Sandra Dee, the only child of John Zuck and Mary Cymboliak Zuck, was born Alexandra Zuck on April 23, 1942, in Bayonne, New Jersey. Sandra’s parents divorced when she was five years old, in 1950.
Sandra Dee began her modelling career as a child model when she was discovered by Producer Ross Hunter on Park Avenue in New York City with her mother when she was 12 years old. She went to the Professional Children’s School during her modelling career.
Sandra Dee ended her modelling career in 1957 and moved to Hollywood. Sandra Dee continued her education and graduated in June 1958 from University High School in Los Angeles. Sandra Dee made her film debut in Robert Wise’s 1957 Metro-Goldwyn-Mayer (MGM) film Until They Sail. Her performance in the former earned her a Golden Globe nomination as one of the year’s most promising newcomers. Sandra Dee rose to prominence as a teenager thanks to her roles in Imitation of Life and Gidget (both 1959). She had anorexia nervosa, depression, and alcoholism, and for the last four years of her life, she needed kidney dialysis.

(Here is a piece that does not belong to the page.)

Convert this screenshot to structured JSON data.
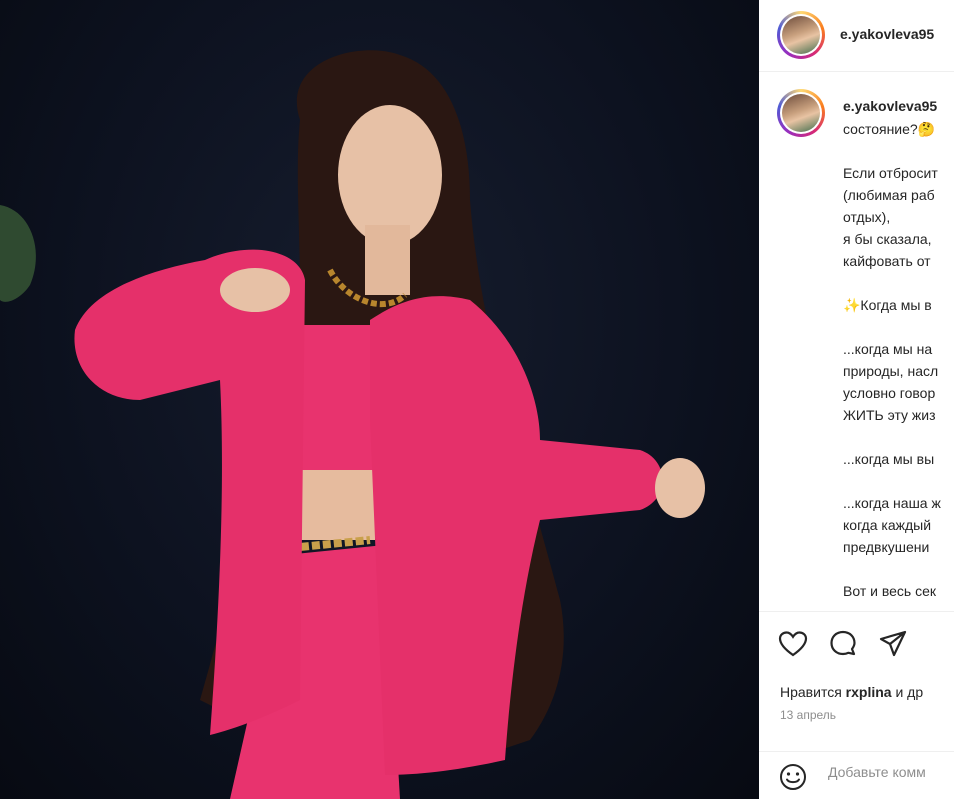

Sandra Dee’s Death Cause
Sandra Dee died on February 20, 2005, at the age of 62, at the Los Robles Hospital & Medical Center in Thousand Oaks, California, from complications related to kidney disease. Forest Lawn Memorial Park Cemetery in Hollywood Hills, California is where she is buried.
Life and Career
Early Years, 1942–1951
Dee was born Alexandra Zuck on April 23, 1942, in Bayonne, New Jersey, to John and Mary (née Cymboliak) Zuck, who met at a Russian Orthodox Church dance when they were teenagers. They married soon after, but Sandra was five years old when they divorced. Dee’s mother, Mary, and her aunt Olga “were first-generation daughters of a working-class Russian Orthodox couple,” according to her son Dodd Darin in his biographical book Dream Lovers about his parents, and Dee recalled, “we belonged to a Russian Orthodox Church, and there was dancing at the social events.” Sandra Dee was Alexandra’s new name. By the age of four, she had established herself as a professional model and had progressed to television commercials. [requires citation]
Dee’s actual birth year has been a point of contention, with evidence pointing to both 1942 and 1944. Her year of birth is 1942, according to legal documents such as her California divorce record from Bobby Darin, as well as the Social Security Death Index (SSDI) and her own gravestone. She admitted to being 18 when she met Bobby Darin in 1960, and the couple married three months later, in a 1967 interview with the Oxnard Press-Courier. Dee was born in 1944, according to her son’s book, but because she began modelling and acting at a young age, she and her mother falsely inflated her age by two years in order to find more work. In 1950, Dee’s parents divorced, and her mother married a man who had been sexually abusing Sandra before marrying her mother, and who continued to do so after they married.
Modelling Career, 1952–1956
Dee was discovered with her mother on Park Avenue in New York City when she was 12 years old, according to producer Ross Hunter.
Dee recalled in a 1959 interview that she “grew up fast” in an environment dominated by older people and that she was “never held back in anything [she] wanted to do.”
Dee tried to lose weight to “be as skinny as the high-fashion models” during her modelling career, but an improper diet “ruined [her] skin, hair, nails—everything.” Her body was unable to digest any food she ate after she slimmed down, and she needed medical assistance to regain her health. She “could have killed [herself]” and “had to learn to eat all over again,” according to the actress. Despite the negative effects on her health, Dee earned a generous $75,000 as a child model in New York in 1956 ($748,000 today), which she used to support herself and her mother after her stepfather died in 1956. Dee’s large modelling salary, according to sources, was more than she later earned as an actress. She went to the Professional Children’s School in New York while modelling.
Early Films and The Universal Contract, 1957–1958
In 1957, Dee moved from New York to Hollywood, putting an end to her modelling career. In June 1958, she graduated from University High School in Los Angeles. Dee made her screen debut in Robert Wise’s 1957 Metro-Goldwyn-Mayer (MGM) film Until They Sail. Dee was featured in a column by Louella Parsons in the December issue of Modern Screen, who praised the young girl and compared her looks and talent to Shirley Temple’s. Her performance earned her a Golden Globe nomination for New Star of the Year – Actress that year.
In The Reluctant Debutante (1958), MGM cast her as the female lead, with John Saxon as her romantic co-star. It was the first of a series of films they collaborated on.
For the English dub of The Snow Queen, she provided the voice of Gerda (1957). Dee continued to struggle with anorexia nervosa, which caused her kidneys to temporarily shut down, despite or because of her newfound success and the effects of sexual abuse.
Dee signed with Universal Pictures in 1958 and was one of the company’s last contract players before the demise of the old studio system. She had a lead role in producer Ross Hunter’s The Restless Years (1958), opposite Saxon and Teresa Wright. She followed up with A Stranger in My Arms, a novella for Hunter (1959).